**Data for processing**:
******************************

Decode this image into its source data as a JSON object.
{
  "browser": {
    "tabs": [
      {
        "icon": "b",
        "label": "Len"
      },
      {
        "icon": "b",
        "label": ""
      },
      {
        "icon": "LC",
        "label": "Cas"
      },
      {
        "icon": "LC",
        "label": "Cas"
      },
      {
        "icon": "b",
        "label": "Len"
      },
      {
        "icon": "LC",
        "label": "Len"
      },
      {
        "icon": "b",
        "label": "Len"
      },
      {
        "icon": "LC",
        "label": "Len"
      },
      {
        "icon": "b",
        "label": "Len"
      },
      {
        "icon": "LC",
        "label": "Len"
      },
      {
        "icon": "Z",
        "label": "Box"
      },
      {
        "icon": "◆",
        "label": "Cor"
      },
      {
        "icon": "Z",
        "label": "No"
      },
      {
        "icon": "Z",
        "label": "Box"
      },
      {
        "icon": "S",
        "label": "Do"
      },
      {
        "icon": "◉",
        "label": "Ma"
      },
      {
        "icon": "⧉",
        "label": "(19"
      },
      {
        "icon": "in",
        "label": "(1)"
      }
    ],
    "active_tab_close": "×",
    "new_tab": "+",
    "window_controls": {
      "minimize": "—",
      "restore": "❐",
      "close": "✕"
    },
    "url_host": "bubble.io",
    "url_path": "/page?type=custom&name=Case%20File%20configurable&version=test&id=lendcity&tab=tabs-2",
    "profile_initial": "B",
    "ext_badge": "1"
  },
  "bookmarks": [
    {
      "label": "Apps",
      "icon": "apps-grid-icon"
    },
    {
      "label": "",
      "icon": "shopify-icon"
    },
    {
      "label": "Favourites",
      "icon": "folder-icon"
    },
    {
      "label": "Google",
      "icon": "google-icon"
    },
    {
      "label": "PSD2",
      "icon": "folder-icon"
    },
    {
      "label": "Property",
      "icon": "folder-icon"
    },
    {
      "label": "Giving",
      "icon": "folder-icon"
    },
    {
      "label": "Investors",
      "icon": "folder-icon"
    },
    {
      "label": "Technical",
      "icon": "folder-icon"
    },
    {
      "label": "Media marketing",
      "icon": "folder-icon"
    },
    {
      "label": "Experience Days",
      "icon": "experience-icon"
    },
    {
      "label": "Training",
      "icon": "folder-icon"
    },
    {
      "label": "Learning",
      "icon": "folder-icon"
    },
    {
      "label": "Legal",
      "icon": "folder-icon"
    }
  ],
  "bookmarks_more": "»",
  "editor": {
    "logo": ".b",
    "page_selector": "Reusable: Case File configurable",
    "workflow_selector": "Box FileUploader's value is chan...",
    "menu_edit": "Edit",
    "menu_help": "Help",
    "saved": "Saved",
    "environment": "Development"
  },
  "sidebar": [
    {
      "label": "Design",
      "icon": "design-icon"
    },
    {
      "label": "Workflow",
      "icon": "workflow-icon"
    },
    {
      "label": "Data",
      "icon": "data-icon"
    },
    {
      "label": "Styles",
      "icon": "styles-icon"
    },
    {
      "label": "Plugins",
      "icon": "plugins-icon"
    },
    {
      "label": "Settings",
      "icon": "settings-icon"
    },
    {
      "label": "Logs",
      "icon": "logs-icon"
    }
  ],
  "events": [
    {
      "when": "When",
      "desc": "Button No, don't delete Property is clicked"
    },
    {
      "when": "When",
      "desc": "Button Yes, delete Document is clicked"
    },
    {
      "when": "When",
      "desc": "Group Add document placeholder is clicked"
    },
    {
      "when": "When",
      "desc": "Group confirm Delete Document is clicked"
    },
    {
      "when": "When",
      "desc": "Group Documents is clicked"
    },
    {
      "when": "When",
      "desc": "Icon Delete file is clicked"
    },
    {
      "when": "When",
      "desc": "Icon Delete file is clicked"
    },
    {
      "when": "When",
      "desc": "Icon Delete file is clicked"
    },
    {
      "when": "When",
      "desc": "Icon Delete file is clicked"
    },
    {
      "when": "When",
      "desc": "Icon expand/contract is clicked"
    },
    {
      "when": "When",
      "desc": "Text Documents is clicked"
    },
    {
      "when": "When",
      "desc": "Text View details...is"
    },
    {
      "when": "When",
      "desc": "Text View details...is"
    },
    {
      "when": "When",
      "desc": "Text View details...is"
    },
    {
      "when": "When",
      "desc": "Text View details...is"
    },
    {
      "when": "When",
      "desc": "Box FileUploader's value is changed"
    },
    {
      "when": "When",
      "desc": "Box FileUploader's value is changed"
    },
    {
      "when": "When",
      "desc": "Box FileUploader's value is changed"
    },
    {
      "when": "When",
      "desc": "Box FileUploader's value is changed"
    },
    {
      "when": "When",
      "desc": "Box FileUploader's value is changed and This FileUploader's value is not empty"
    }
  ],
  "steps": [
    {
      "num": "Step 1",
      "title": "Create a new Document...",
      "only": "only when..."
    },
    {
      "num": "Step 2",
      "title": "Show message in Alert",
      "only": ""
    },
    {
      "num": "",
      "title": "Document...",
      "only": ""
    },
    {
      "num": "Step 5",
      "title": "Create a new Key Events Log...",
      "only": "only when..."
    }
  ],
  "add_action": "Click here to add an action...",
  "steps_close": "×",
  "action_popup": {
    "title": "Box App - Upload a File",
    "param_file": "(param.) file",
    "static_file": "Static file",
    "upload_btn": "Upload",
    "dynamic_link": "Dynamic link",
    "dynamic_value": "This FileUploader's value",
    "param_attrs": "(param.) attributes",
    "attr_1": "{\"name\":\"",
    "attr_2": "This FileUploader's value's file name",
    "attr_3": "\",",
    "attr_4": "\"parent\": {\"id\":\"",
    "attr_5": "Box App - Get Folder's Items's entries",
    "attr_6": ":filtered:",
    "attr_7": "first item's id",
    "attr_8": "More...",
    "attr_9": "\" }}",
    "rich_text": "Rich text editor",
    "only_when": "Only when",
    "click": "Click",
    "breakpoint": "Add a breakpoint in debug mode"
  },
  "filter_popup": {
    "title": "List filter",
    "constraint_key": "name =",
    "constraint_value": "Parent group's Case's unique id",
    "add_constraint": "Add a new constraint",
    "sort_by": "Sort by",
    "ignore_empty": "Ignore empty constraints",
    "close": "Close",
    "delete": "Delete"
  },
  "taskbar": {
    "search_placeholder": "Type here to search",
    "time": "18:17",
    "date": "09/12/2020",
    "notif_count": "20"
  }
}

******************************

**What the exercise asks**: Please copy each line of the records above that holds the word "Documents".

**Answer area**:
      "desc": "Group Documents is clicked"
      "desc": "Text Documents is clicked"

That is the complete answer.